-- Extracted records follows --
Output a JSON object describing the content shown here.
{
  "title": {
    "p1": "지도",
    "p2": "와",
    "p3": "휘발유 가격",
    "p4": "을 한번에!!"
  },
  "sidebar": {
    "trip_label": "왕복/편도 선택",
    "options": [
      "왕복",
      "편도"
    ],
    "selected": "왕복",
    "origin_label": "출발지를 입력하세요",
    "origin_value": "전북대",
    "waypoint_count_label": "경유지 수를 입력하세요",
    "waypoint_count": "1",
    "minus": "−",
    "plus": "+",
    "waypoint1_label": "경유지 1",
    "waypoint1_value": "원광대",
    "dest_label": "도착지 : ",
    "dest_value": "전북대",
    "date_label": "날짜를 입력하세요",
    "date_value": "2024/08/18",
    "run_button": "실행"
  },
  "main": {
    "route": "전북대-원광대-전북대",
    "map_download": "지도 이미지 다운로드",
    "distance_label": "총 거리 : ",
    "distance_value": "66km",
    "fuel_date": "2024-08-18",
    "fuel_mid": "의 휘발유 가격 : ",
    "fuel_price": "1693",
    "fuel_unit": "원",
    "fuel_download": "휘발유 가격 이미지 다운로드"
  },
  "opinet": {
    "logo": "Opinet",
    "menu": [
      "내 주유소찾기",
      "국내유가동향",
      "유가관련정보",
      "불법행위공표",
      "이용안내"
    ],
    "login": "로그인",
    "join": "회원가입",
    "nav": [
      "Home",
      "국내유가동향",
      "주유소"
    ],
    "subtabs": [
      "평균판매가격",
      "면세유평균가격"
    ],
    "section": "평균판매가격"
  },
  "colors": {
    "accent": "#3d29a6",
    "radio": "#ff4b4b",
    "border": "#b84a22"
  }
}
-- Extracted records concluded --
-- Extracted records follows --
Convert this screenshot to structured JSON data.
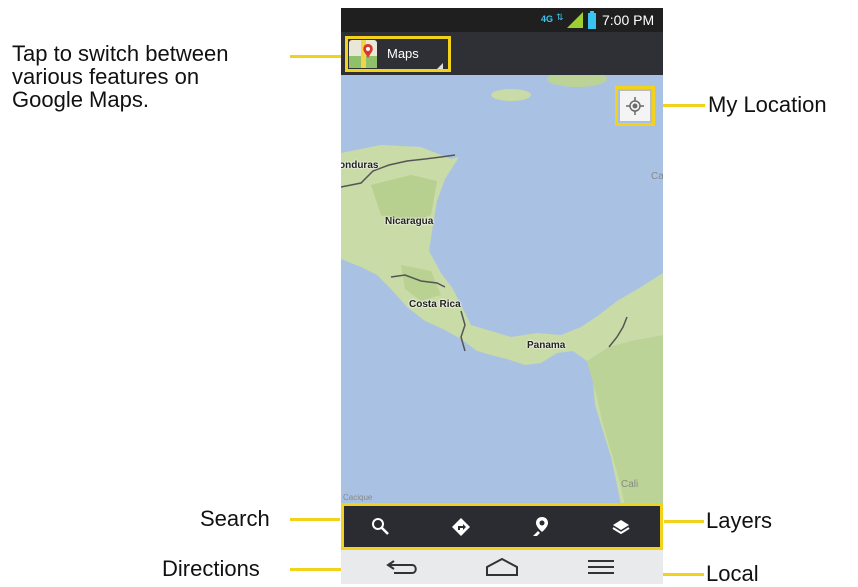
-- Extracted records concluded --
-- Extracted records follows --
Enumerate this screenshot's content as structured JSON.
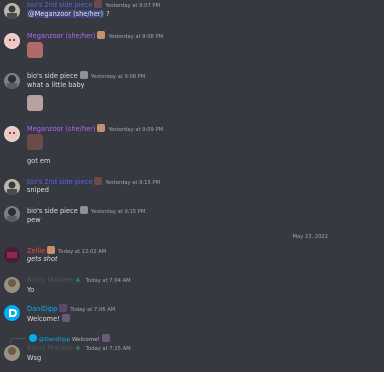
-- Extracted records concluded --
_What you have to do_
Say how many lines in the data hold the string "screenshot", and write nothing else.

_Solution to the exercise_
2